Now we can press the “Edit” button under the “Stripe Checkout” option and find out about all the fields we need to complete in the Stripe Checkout Settings.
- Use Global Settings — toggle it on to pull out the Public Key and Secret Key if you have entered this information in the JetFormBuilder > Settings > Payments Gateways directory;
- Public Key — complete this field with the Client ID that you can find in your PayPal account;
- Secret Key — fill in the Secret Key attached to your PayPal account;
- Gateway Action — here, you can choose the payment scenario. Select the “Pay Now” action to enable further settings.
To further manage the Stripe payment settings, click the “Sync Access Token” button. Once the Access Token is updated, you will get access to more gateway settings.
- Currency Code — add the needed global currency code.
- Price/amount field — you can choose a form field price from the fields list here.
Lastly, adjust the Payment success/failed messages and update the settings to save all the completed data.
4. Set Up Action Events
Now, it is time to configure the scenario that will be performed before payment is processed, on successful payment and the failed payment.
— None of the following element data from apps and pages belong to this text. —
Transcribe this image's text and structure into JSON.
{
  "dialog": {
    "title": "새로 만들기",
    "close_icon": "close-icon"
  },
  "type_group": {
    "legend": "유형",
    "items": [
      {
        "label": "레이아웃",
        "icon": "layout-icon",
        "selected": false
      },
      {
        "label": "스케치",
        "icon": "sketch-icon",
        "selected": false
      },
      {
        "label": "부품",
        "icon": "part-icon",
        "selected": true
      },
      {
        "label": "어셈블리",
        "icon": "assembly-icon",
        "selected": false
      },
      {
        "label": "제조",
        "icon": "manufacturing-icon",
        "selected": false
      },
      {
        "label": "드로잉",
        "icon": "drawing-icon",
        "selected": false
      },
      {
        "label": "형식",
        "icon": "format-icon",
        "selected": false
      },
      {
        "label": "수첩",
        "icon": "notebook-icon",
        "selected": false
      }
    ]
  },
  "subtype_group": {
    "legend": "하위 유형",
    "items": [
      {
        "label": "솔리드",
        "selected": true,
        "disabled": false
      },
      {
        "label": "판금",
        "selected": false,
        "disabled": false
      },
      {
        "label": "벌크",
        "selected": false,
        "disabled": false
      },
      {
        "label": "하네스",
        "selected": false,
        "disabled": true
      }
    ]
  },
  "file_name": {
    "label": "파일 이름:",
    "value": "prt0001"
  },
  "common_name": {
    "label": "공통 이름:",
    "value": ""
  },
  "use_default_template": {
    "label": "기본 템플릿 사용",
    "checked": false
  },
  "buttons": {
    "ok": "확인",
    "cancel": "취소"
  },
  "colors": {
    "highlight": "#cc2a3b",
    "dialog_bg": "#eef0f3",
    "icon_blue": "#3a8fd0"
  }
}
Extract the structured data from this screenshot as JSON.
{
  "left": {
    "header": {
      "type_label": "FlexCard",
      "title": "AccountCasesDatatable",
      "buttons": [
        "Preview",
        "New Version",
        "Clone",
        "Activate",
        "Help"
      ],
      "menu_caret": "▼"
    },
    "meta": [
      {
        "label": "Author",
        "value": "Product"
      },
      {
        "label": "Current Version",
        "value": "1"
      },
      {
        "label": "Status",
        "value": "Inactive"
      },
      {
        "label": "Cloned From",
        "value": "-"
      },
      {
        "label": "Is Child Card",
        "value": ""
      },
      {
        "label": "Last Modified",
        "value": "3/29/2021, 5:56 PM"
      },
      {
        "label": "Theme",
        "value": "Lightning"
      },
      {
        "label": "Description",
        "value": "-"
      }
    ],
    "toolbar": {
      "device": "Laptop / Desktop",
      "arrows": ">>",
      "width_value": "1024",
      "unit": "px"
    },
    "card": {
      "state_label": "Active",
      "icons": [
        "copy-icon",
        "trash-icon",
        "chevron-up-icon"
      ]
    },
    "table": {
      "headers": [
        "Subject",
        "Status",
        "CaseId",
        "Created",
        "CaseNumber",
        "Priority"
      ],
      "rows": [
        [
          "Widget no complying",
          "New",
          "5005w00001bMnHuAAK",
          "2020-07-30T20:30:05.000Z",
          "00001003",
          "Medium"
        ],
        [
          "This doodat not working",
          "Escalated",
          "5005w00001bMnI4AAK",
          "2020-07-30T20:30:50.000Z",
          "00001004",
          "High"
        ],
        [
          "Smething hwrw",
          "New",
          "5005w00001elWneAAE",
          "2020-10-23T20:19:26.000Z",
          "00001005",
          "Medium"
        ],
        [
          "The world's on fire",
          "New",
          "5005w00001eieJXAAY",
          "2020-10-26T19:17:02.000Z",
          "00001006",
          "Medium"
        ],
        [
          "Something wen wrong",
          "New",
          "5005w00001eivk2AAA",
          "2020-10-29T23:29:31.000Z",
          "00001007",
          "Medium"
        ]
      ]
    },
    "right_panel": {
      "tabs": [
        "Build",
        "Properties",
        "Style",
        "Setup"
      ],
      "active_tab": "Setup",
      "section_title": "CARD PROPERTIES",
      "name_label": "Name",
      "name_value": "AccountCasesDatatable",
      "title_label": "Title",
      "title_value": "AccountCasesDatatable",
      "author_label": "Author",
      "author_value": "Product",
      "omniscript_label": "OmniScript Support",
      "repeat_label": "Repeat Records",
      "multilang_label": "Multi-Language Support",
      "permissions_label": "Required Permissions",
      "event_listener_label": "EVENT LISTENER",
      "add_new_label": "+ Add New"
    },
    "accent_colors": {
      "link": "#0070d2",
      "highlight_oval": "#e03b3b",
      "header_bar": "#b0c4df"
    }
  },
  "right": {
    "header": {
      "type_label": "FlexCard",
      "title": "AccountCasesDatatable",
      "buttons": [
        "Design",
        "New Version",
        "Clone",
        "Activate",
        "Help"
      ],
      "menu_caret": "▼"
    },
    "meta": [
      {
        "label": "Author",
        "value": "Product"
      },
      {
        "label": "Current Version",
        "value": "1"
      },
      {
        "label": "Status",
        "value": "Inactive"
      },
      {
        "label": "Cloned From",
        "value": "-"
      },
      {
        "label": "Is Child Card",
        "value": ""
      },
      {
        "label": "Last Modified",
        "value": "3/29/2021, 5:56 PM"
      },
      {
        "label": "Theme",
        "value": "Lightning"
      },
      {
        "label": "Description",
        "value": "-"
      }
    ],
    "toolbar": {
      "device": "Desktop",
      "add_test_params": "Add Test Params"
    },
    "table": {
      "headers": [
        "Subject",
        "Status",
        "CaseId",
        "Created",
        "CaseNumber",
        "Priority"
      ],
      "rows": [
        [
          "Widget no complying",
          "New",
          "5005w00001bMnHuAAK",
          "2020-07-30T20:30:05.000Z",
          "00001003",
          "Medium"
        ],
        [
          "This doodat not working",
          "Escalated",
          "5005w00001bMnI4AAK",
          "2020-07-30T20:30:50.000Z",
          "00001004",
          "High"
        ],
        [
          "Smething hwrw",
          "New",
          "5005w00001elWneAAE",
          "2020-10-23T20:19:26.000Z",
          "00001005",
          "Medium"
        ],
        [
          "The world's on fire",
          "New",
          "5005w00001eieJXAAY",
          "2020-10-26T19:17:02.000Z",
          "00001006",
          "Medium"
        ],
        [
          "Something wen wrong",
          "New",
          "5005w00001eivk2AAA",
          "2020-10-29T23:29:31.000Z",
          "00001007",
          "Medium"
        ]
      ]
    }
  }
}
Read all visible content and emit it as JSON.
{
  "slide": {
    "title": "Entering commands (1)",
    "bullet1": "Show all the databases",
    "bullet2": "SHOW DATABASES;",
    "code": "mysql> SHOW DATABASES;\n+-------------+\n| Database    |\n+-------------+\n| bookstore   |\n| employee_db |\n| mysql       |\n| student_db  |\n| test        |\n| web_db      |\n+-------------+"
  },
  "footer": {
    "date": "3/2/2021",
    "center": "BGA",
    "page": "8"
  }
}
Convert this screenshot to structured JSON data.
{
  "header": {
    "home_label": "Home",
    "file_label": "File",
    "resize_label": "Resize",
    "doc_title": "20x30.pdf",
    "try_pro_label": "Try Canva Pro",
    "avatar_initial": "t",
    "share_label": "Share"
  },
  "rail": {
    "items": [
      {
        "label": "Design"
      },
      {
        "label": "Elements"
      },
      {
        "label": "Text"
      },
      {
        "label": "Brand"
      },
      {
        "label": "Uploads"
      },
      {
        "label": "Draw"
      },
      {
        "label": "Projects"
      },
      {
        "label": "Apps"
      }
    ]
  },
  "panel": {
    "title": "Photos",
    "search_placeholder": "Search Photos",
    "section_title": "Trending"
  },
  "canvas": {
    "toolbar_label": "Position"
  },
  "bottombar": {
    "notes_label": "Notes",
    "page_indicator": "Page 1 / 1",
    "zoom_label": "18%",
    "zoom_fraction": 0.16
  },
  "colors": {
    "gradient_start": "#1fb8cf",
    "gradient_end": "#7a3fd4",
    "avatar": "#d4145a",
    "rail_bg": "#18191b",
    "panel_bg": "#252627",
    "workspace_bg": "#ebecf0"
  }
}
To do this, we need to give the post-submit actions certain Events.
For example, you can choose to create a post before the payment is processed, register the user after successful payment, and send an email if the payment failed.
Click on the “Edit Conditions and Events” button to add action events under the needed post-submit action.
In the popup, proceed to the Events Match tab. Select one or several events from the dropdown.
- DEFAULT.PROCESS – this is the moment when actions are processed. The current event will trigger the post-submit action before the payment gateway.
- BAD.REQUEST – this event is executed after request processing in case some of the fields in the form return errors. For example, the action will be triggered if the user uploads a file to the Media field in the wrong format or if the user exceeds the allowed number of files to upload. This event bypasses the DEFAULT.PROCESS event.
- DEFAULT.REQUIRED – this event is executed in any case. It is the last triggered event before the form response is submitted. The event runs even in case some of the other post-submit actions are not processed successfully. Note: if you set the DEFAULT.REQUIRED event to several actions and one of your actions is the Store Form Record action, make sure to put the Store Form Record action the last in the row.
- GATEWAY.SUCCESS – this one is executed after the user passes the checkout on the side of the payment system; if a payment is successful, the action will be triggered.
- GATEWAY.FAILED – It is performed when the user returns from the checkout page of the payment system without making a payment.
Note that the Store Form Record action does not require any Event.
Now that you have added Events to the post-submit actions, don’t forget to make the necessary fields in the form required.
Push the “Publish/Update” button on the top of the form to publish the final result.
Add the Form to a Page in Elementor
Now decide where you want to place the newly built form. In the described case, we will place the form on a separate page.
So, we navigate to WordPress Dashboard > Pages. Open an existing page or create a new one and edit it with Elementor.
Customize it according to your needs and, right in the editor, look for the JetForm widget. Select the form you have just created in the Choose Form field.
Proceed to the next tab and style the form, so it matches your website’s design.
Add the Form Block in Gutenberg
JetFormBuilder works not only with the Elementor page builder. This plugin allows adding the form block using Gutenberg as well.
Open the page in the default WordPress Editor and add a JetForm block.
Complete the Form
Open the page where you have placed the form on the front end.
As you can see, the page looks right as we adjusted. Complete the fields and press the button you have set as a submit one.
Once the obligatory fields are completed correctly, the submitted form will redirect you to the Stripe payment page.
Here the user can fill in all the details needed for successful payment.
Now you know how to adjust the form with the convenient Stripe payment using the JetFormBuilder plugin.